When an observable is found in an event, Cortex will return the number of records found (i.e. the number of events where the observable has been found) and a list of links to those events with additional data.
The current version of the MISP Search analyzer can only search within a single MISP instance but in the near future, it will be able to support multiple ones.
MISP Expansion Modules
Besides its own analyzers (which include MISP Search described above), Cortex can also invoke MISP expansion modules. These are normally used by MISP to enrich attributes within events but Cortex can also take advantage of them to analyze observables.
There is some overlap between the native Cortex analyzers and MISP expansion modules. When choosing between a native analyzer or an expansion module, we highly recommend you select the former. The expansion modules are deactivated in the default Cortex configuration.
When you submit an observable for analysis, Cortex will create a job and, if successful, it will generate an analysis report in JSON format. TheHive has the ability to parse those results and present them in a human-friendly fashion thanks to report templates we offer for free. So when you’ll submit an observable to Cortex from TheHive, you’ll get back a short (or mini) report and a long one. The first can be thought of as a really tiny Exec Analyst Summary while the second provides more insight and details.
Calling Cortex from MISP
In addition to the expansion modules we have just mentioned, MISP 2.4.73 and up can enrich attributes using Cortex analyzers. The configuration is pretty straightforward. So if all you are concerned about is threat intelligence and sharing, you may augment your visibility into a given threat represented as a MISP event by leveraging all current 23 Cortex analyzers and any future ones.
TheHive, Cortex and MISP are three open source and free products that can highly aid you combat threats and keep the ‘monsters’ at bay.
TheHive, as a SIRP, allows you to investigate security incident swiftly in a collaborative manner. Several analysts can work simultaneously on tasks & cases . While cases can be created from scratch, TheHive can receive alerts from different sources thanks to alert feeders which consume security events generated by multiple sources and feed them into TheHive using TheHive4py Python library. TheHive can also sync to one or several MISP instances to receive new and updated events which will appear in the alert pane with all the other alerts generated by other sources. Analysts can then preview new alerts to decide whether they need to be acted upon. If so, they can transform them into investigation cases using templates.

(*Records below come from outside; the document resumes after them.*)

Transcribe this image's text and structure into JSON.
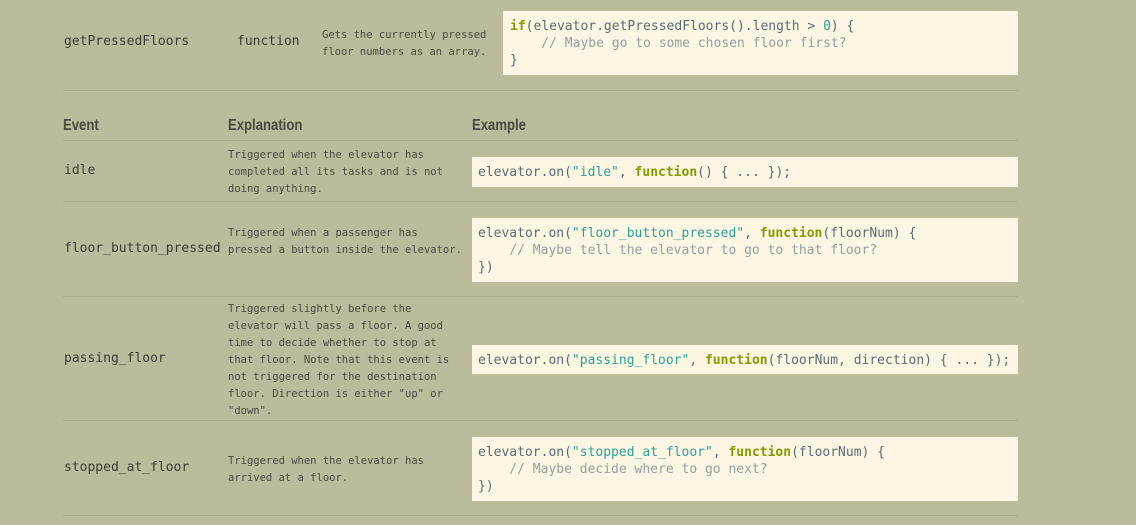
{
  "method": {
    "name": "getPressedFloors",
    "type": "function",
    "description": "Gets the currently pressed floor numbers as an array.",
    "code": {
      "line1_kw": "if",
      "line1_a": "(elevator.getPressedFloors().length > ",
      "line1_num": "0",
      "line1_b": ") {",
      "line2_comment": "    // Maybe go to some chosen floor first?",
      "line3": "}"
    }
  },
  "events_table": {
    "headers": {
      "event": "Event",
      "explanation": "Explanation",
      "example": "Example"
    },
    "rows": [
      {
        "event": "idle",
        "explanation": "Triggered when the elevator has completed all its tasks and is not doing anything.",
        "code": {
          "prefix": "elevator.on(",
          "str": "\"idle\"",
          "mid": ", ",
          "kw": "function",
          "suffix": "() { ... });"
        }
      },
      {
        "event": "floor_button_pressed",
        "explanation": "Triggered when a passenger has pressed a button inside the elevator.",
        "code": {
          "prefix": "elevator.on(",
          "str": "\"floor_button_pressed\"",
          "mid": ", ",
          "kw": "function",
          "suffix": "(floorNum) {",
          "comment": "    // Maybe tell the elevator to go to that floor?",
          "close": "})"
        }
      },
      {
        "event": "passing_floor",
        "explanation": "Triggered slightly before the elevator will pass a floor. A good time to decide whether to stop at that floor. Note that this event is not triggered for the destination floor. Direction is either \"up\" or \"down\".",
        "code": {
          "prefix": "elevator.on(",
          "str": "\"passing_floor\"",
          "mid": ", ",
          "kw": "function",
          "suffix": "(floorNum, direction) { ... });"
        }
      },
      {
        "event": "stopped_at_floor",
        "explanation": "Triggered when the elevator has arrived at a floor.",
        "code": {
          "prefix": "elevator.on(",
          "str": "\"stopped_at_floor\"",
          "mid": ", ",
          "kw": "function",
          "suffix": "(floorNum) {",
          "comment": "    // Maybe decide where to go next?",
          "close": "})"
        }
      }
    ]
  }
}
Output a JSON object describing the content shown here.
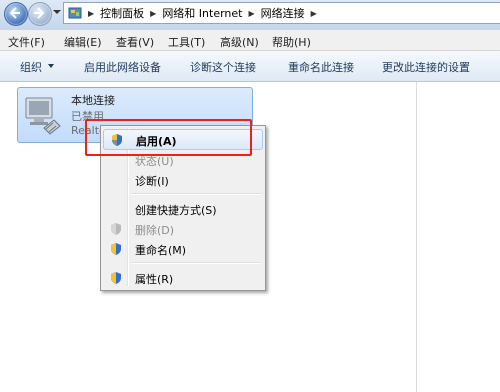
{
  "address_bar": {
    "breadcrumbs": [
      "控制面板",
      "网络和 Internet",
      "网络连接"
    ]
  },
  "menu": {
    "items": [
      "文件(F)",
      "编辑(E)",
      "查看(V)",
      "工具(T)",
      "高级(N)",
      "帮助(H)"
    ]
  },
  "commands": {
    "organize": "组织",
    "items": [
      "启用此网络设备",
      "诊断这个连接",
      "重命名此连接",
      "更改此连接的设置"
    ]
  },
  "connection": {
    "name": "本地连接",
    "status": "已禁用",
    "device": "Realte"
  },
  "context_menu": {
    "items": [
      {
        "label": "启用(A)",
        "state": "default-highlighted",
        "icon": "shield-icon"
      },
      {
        "label": "状态(U)",
        "state": "disabled"
      },
      {
        "label": "诊断(I)",
        "state": "enabled"
      },
      {
        "label": "创建快捷方式(S)",
        "state": "enabled"
      },
      {
        "label": "删除(D)",
        "state": "disabled",
        "icon": "shield-icon"
      },
      {
        "label": "重命名(M)",
        "state": "enabled",
        "icon": "shield-icon"
      },
      {
        "label": "属性(R)",
        "state": "enabled",
        "icon": "shield-icon"
      }
    ]
  },
  "colors": {
    "highlight_box": "#e8231c",
    "selection": "#c1dcfc",
    "command_text": "#1e395b"
  }
}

To analyze the observables collected in the course of an investigation and/or imported from a MISP event, TheHive can rely on one or several Cortex analysis engines. Cortex is another standalone product that we have developed which sole purpose is to allow you to analyze observables at scale thanks to its large number of analyzers, MISP expansion modules and any analyzer you might have developed on the side. Cortex has a REST API that can be used to empower other security products such as ‘analytics’ software, alternate SIRPs or MISP.
The highly popular threat sharing platform can indeed enrich attributes thanks to Cortex as it has a native integration with it. And in a few months, you will also be able to export cases from TheHive as MISP events that you can share with peers and partners.
If you do share, you do care about our collective mission to defend thedigital assets that are under our watch from harm. So let us fight together as one.